Each industry-focused index ranks the 25 countries according to their overall level of resource insight and management in three broad domains: natural resources, physical resources and labor resources (human capital). Each of the domains contains a set of indicators organised into four common categories: 1) Use of resources, 2) Resource capacity, 3) Commitment to sustainability and/or Sustainability initiatives and 4) Regulatory regime. The food and beverage, consumer goods and healthcare services industry indices have 39 individual indicators. There are 40 total indicators in the hospitality services index. The data included in the GRM Index are from reputable international sources as well as the EIU’s proprietary database and analyst estimations.

About Sealed Air
Sealed Air Corporation creates a world that feels, tastes and works better. In 2015, the Company generated revenue of approximately $7.0 billion by helping our customers achieve their sustainability goals in the face of today’s biggest social and environmental challenges. Our portfolio of widely recognized brands, including Cryovac® brand food packaging solutions, Bubble Wrap® brand cushioning and Diversey® cleaning and hygiene solutions, enables a safer and less wasteful food supply chain, protects valuable goods shipped around the world, and improves health through clean environments. Sealed Air has approximately 23,000 employees who serve customers in 169 countries. To learn more, visit

About The Economist Intelligence Unit
The Economist Intelligence Unit is the world leader in global business intelligence. It is the business-to-business arm of The Economist Group, which publishes The Economist newspaper. The Economist Intelligence Unit helps executives make better decisions by providing timely, reliable and impartial analysis on worldwide market trends and business strategies. More information can be found at or

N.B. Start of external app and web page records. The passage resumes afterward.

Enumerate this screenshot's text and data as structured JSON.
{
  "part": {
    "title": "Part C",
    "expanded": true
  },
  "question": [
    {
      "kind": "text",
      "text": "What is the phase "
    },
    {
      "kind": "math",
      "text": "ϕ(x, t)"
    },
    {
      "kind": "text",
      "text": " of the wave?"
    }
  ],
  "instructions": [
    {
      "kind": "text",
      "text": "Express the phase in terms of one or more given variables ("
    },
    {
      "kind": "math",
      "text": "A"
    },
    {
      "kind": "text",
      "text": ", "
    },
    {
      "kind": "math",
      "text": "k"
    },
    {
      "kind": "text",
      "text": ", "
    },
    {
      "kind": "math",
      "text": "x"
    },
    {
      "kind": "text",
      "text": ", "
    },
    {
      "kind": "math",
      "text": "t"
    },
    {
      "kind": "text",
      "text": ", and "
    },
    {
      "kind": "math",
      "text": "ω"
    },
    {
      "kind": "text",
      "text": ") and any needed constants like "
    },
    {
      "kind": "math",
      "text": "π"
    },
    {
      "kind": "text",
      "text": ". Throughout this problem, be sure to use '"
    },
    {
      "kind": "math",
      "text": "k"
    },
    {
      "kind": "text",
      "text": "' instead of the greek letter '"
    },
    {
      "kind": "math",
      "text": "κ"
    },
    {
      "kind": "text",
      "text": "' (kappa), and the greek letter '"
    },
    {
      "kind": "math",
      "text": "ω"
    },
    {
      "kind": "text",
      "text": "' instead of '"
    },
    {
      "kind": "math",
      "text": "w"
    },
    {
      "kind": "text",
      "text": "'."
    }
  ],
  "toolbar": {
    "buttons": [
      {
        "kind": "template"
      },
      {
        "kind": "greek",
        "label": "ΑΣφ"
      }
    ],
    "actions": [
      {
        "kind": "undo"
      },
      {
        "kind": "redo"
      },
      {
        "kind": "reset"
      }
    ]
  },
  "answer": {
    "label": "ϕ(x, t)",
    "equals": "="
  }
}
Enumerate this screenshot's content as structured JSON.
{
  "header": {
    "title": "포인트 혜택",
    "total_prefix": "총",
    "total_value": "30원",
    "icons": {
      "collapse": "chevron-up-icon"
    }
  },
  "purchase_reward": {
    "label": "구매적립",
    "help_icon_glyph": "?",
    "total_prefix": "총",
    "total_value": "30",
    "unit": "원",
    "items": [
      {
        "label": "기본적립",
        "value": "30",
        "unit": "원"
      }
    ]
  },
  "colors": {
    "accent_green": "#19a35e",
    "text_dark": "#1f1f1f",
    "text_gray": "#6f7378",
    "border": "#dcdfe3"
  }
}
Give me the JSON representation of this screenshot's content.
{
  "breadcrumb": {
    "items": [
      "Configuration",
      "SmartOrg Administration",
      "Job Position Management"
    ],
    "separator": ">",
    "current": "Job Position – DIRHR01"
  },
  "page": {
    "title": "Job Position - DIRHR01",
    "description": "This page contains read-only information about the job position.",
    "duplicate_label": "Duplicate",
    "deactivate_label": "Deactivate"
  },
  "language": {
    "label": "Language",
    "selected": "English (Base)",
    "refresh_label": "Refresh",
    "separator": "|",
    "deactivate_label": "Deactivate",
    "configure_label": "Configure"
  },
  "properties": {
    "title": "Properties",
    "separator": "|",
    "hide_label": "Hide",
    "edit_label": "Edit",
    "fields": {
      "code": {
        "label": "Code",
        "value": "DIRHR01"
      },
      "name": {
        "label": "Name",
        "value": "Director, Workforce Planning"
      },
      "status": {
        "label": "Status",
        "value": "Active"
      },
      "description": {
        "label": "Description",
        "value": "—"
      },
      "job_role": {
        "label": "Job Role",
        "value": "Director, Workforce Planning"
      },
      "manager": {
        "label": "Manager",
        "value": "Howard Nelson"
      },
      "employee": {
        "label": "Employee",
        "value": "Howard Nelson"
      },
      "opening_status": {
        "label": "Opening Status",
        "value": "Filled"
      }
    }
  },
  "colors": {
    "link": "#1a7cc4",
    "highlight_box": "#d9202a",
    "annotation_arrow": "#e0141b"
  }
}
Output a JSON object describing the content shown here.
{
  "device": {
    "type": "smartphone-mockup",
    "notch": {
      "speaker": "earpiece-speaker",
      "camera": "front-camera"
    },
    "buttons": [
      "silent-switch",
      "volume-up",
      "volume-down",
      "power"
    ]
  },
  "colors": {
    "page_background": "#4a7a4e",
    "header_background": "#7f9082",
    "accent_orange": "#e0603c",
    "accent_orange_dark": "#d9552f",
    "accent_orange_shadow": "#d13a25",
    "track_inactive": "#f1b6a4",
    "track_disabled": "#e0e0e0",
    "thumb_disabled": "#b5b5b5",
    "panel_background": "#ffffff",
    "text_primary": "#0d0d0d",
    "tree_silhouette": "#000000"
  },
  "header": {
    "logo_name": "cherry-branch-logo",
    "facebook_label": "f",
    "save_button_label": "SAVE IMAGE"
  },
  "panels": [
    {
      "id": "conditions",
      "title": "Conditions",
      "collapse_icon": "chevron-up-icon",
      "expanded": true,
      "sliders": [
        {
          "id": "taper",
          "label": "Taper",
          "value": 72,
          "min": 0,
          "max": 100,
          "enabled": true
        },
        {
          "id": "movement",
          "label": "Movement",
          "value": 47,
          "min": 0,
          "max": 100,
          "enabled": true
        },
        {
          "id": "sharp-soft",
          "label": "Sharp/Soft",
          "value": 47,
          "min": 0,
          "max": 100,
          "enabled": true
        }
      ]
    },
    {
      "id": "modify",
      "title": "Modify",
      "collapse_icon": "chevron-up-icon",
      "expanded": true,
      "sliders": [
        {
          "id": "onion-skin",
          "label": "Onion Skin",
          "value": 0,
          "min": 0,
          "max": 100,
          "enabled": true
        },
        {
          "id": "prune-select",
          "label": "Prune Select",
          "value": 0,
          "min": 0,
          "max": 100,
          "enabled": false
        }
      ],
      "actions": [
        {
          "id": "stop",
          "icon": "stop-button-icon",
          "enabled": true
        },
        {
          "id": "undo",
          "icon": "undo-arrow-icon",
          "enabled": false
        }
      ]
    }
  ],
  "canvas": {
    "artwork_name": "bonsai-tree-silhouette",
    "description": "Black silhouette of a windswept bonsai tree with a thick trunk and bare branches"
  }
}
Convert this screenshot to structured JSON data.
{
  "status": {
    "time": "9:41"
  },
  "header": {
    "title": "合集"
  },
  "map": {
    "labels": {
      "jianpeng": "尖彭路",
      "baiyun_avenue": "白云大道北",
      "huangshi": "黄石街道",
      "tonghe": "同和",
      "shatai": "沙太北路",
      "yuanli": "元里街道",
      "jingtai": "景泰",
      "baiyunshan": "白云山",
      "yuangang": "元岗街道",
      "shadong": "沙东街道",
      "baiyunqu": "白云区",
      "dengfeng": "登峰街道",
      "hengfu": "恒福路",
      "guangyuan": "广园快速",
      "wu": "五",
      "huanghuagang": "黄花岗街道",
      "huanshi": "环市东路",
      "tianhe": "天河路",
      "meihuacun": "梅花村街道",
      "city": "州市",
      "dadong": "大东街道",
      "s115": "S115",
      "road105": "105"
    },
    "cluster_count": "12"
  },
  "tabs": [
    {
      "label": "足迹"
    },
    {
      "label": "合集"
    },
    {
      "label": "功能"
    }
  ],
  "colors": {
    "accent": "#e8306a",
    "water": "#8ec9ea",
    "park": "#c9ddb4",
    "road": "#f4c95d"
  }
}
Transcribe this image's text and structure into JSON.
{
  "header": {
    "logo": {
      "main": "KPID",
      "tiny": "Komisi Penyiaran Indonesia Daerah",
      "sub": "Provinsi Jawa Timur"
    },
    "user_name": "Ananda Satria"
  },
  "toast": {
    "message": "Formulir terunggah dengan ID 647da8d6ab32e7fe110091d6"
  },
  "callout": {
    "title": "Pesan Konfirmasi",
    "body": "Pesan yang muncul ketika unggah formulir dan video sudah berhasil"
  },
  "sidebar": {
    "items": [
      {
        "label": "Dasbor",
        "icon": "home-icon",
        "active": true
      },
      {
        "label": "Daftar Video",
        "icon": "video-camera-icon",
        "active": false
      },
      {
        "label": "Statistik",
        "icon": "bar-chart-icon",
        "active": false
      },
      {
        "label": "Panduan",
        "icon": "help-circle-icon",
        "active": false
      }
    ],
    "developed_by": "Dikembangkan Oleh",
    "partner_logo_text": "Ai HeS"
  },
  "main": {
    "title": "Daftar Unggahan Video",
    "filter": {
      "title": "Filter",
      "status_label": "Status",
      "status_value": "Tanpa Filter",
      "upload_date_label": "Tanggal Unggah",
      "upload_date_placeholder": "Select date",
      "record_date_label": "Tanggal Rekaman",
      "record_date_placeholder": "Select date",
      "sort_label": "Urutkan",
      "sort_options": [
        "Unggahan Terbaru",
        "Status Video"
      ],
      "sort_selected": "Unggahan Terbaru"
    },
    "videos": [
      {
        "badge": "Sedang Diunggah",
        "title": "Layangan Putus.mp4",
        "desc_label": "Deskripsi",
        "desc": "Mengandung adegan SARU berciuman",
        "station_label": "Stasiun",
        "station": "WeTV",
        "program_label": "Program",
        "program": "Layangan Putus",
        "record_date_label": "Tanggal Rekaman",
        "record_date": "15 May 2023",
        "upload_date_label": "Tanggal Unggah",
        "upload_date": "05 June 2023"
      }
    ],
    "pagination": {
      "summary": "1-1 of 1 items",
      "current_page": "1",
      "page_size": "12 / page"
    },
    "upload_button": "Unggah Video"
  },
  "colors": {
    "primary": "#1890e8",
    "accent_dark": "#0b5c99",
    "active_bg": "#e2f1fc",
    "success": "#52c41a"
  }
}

[1] The survey includes Denmark and Luxembourg. These countries were not included in the index analysis owing to the scope of work and the relative size of their populations.